I’m so ready to do this.
I taped the image down using capton tape. It’s one of my go to “tools”. You will have to cut it. It doesn’t tear like masking tape. At each point, I tapped in a nail to make an indent in the wood. I’ve read where people just nail them all in over the stencil and then tear the paper out afterwards but, something told me that would not go well for me.
When done I pulled the paper back just to make sure I could see them all.
I tapped each nail in and doesn’t it look like a chaotic mess without any thread?
This image marks where I put the nails. I left one point empty since the heads would’ve been too close together. I used 46 pins on one wooden piece and for some odd reason did 47 on the other.
Some of my nails were damn near sideways too. I tried to take a thick piece of rope to bend the nails to a straighter position which did help a teeny bit.
This really just makes me laugh when I see how crooked they are. I think the thing to remember is that this will be viewed straight on, no?
I started at the end nail and tied a knot. I would wrap around each nail head one full rotation and continued to the other end. Then I went back the other way weaving the opposite direction of what I had just done creating the double threaded look.

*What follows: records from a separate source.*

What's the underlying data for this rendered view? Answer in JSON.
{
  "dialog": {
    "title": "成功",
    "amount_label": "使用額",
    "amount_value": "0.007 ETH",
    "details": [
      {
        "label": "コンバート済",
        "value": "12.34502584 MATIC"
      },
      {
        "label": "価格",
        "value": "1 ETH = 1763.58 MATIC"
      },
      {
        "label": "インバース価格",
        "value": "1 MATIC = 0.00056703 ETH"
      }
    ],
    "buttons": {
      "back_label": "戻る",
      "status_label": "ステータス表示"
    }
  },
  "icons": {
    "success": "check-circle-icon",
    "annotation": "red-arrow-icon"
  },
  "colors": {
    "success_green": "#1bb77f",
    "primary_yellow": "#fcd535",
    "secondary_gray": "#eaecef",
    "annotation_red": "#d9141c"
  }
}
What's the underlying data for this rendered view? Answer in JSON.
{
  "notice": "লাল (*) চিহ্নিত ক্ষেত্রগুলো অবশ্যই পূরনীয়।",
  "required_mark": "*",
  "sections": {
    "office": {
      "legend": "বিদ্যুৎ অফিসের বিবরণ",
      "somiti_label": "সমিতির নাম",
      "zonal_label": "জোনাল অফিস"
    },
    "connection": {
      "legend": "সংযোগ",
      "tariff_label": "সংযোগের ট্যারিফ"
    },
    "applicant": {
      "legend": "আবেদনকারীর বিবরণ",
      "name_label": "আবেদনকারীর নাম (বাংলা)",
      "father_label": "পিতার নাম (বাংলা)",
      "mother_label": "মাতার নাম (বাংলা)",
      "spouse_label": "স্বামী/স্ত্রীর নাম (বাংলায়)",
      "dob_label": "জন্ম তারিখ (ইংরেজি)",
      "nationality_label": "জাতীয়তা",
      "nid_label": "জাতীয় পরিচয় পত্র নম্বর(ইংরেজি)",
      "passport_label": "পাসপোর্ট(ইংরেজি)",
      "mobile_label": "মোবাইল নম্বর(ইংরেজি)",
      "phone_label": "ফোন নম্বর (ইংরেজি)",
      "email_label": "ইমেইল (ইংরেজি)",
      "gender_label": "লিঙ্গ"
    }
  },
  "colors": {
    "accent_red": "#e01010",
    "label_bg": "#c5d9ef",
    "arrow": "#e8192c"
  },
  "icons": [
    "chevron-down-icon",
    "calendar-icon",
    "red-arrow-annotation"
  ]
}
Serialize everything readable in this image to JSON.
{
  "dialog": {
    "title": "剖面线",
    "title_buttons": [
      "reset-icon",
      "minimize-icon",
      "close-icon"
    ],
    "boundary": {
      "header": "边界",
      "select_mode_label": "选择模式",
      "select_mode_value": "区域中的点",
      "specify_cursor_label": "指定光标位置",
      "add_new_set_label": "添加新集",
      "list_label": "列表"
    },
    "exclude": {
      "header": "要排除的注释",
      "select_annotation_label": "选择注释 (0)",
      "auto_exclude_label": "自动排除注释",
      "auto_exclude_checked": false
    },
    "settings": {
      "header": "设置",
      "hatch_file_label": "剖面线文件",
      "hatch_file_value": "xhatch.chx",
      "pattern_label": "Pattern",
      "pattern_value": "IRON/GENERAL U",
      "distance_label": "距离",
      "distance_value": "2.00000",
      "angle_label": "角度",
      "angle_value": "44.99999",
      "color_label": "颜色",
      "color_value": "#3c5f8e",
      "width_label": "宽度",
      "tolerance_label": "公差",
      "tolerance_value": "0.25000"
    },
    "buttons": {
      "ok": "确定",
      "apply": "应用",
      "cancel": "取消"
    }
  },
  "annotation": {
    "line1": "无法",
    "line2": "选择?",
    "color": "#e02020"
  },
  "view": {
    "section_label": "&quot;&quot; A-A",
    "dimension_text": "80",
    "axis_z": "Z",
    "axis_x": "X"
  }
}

The white string I used was just a large roll I had on hand and was able to double back over the nails without ever cutting it until I got back to the beginning. The pink embroidery floss was not long enough to go around twice because I had cut it in half but, it did make a full rotation from one side to the other. So that one was created with two separate pieces of floss.
Here they are in all their glory and I’m in love with them. Pun intended. It could be a great gift at anytime too. Not just Valentine’s Day. Do you know someone in the medical field? This might just be the unique gift idea you need!
If you haven’t tried string art yet, I highly recommend it. It’s much easier than I thought and it’s one of those projects where you kind of get lost in the monotony of it all which isn’t always a bad thing. I got into a groove and I couldn’t stop.
Some extra bits I learned along the way.
- Installing the hangers before the nails may make it feel awkward. I’m blaming that for my crooked nails but, it wouldn’t have worked if I’d done the nails first since I had to hammer the hangers in.
- The embroidery floss would split on nail heads at times but, as long as I was paying attention I was easily able to unwind it from that nail and redo it. You could also just flick the string back under the nail head no problem.
- Keep the floss or thread tight at all times as you’re winding. If it loosens, all of your previous work may just unravel.